Block Models n n n A partition of a network is a clustering of the vertices in the network so that each vertex is assigned to exactly one class or cluster. Partitions may specify some property that depends on attributes of the vertices. Partitions divide the vertices of a network into a number of mutually exclusive subsets. – That is, a partition splits a network into parts. n Partitions are also sometimes called blocks or block models. – These are essentially a way to cluster actors together in groups that behave in a similar way.
Example of a Two-Mode Network Block Model P Matrix Clustered
Example of a Two-Mode Network Block Model Matrix – Our C Matrix Clustered
Example Data n The text data were collected by the Linguistic Data Consortium in 1997 and were originally used in Martinez (2002) – The data consisted of 15, 863 news reports collected from Reuters and CNN from July 1, 1994 to June 30, 1995 – The full lexicon for the text database included 68, 354 distinct words n n In all 313 stopper words are removed after denoising and stemming, there remain 45, 021 words in the lexicon – In the examples that I report here, there are 503 documents only
Example Data n n A simple 503 document corpus we have worked with has 7, 143 denoised and stemmed entries in its lexicon and 91, 709 bigrams. – Thus the TDM is 7, 143 by 503 and the BDM is 91, 709 by 503. – The term vector is 7, 143 dimensional and the bigram vector is 91, 709 dimensional. – The BPM for each document is 91, 709 by 91, 709 and, of course, very sparse.
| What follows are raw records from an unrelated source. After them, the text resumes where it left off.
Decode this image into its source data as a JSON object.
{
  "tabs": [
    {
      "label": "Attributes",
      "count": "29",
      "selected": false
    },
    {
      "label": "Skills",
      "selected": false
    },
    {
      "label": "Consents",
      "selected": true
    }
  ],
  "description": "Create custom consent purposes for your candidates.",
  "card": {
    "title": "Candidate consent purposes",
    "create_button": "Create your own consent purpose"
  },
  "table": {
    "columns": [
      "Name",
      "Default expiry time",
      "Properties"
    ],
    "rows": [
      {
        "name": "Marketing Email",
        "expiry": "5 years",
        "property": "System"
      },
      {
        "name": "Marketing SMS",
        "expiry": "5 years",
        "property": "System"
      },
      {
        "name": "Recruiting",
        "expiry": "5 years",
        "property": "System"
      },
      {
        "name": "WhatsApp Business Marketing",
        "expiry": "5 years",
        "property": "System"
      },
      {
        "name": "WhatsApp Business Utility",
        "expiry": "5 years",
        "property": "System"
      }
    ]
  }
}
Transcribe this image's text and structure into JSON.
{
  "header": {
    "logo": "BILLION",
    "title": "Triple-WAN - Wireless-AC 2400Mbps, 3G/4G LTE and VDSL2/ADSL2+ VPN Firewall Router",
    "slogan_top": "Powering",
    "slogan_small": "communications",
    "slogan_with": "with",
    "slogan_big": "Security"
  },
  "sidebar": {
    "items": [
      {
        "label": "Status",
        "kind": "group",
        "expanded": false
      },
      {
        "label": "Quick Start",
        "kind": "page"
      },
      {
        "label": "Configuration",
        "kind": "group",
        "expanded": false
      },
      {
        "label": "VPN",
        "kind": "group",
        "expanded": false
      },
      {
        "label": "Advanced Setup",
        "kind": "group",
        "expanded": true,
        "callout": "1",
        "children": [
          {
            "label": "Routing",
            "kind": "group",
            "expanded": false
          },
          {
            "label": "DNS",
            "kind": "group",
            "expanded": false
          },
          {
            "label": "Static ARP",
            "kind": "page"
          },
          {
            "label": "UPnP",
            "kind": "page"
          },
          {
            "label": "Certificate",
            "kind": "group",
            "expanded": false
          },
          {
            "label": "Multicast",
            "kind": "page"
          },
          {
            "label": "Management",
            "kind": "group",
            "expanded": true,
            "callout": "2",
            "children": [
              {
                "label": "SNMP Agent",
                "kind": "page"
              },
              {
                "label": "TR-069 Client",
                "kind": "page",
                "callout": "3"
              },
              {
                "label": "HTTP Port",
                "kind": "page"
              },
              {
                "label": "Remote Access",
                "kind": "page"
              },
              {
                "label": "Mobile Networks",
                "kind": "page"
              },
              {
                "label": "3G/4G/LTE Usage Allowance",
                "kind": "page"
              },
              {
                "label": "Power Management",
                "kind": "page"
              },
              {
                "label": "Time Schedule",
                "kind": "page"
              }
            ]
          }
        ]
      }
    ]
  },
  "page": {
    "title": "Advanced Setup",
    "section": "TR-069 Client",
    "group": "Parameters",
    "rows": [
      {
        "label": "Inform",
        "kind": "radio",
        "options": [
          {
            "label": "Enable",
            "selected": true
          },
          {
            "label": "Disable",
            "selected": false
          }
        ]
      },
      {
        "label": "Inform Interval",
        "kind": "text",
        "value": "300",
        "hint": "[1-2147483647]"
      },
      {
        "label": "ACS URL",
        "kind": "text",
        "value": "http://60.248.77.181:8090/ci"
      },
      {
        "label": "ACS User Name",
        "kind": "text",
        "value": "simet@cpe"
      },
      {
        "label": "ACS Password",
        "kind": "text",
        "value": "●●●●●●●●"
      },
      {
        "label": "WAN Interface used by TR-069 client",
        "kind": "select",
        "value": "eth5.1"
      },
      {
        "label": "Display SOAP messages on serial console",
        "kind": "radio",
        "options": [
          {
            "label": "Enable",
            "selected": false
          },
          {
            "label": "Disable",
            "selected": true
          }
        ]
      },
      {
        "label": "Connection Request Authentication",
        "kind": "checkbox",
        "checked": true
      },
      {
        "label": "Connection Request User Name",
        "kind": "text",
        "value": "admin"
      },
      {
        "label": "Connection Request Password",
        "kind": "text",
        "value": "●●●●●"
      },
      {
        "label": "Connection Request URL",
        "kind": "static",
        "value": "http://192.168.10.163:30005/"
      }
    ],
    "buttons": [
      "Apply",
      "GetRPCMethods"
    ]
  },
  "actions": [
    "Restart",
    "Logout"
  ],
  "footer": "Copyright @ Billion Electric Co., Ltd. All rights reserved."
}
A corpus can easily reach 20, 000 documents or more.
Term-Document Matrix Analysis Zipf’s Law
Term-Document Matrix Analysis
Mixture Models for Clustering Mixture models fit a mixture of (normal) distributions n We can use the means as centroids of clusters n Assign observations to the “closest” centroid n Possible improvement in computational complexity n
Our Proposed Algorithm n n n Choose the number of desired clusters. Using a normal mixtures model, calculate the mean vector for each of the document protoclusters. Assign each document (vector) to a protocluster anchored by the closest mean vector. – This is a Voronoi tessellation of the 7143 dimensional term vector space. The Voronoi tiles correspond to topics for the documents. n Or assign documents based on maximum posterior probability.
Cluster Size Distribution (Based on Voronoi Tessellation)
Cluster Size Distribution (Based on Maximum Estimated Posterior Probability, ij)
Document by Cluster Plot (Voronoi)
Document by Cluster Plot (Maximum Posterior Probability)
Cluster Identities n n n n n Cluster 02: Comet Shoemaker Levy Crashing into Jupiter. Cluster 08: Oklahoma City Bombing. Cluster 11: Bosnian-Serb Conflict. Cluster 12: Court-Law, O. J. Simpson Case. Cluster 15: Cessna Plane Crashed onto South Lawn White House. Cluster 19: American Army Helicopter Emergency Landing in North Korea. Cluster 24: Death of North Korean Leader (Kim il Sung) and North Korea’s Nuclear Ambitions. Cluster 26: Shootings at Abortion Clinics in Boston. Cluster 28: Two Americans Detained in Iraq. Cluster 30: Earthquake that Hit Japan.
Acknowledgments n n n n This is joint work with Dr. Yasmin Said and Dr. Walid Sharabati. Dr. Angel Martinez Army Research Office (Contract W 911 NF 04 -1 -0447) Army Research Laboratory (Contract W 911 NF-07 -1 -0059) National Institute On Alcohol Abuse And Alcoholism (Grant Number F 32 AA 015876) Isaac Newton Institute Patent Pending
Contact Information Edward J. Wegman Department of Computational and Data Sciences MS 6 A 2, George Mason University 4400 University Drive Fairfax, VA 22030 -4444 USA Email: [email protected] com Phone: (703) 993 -1691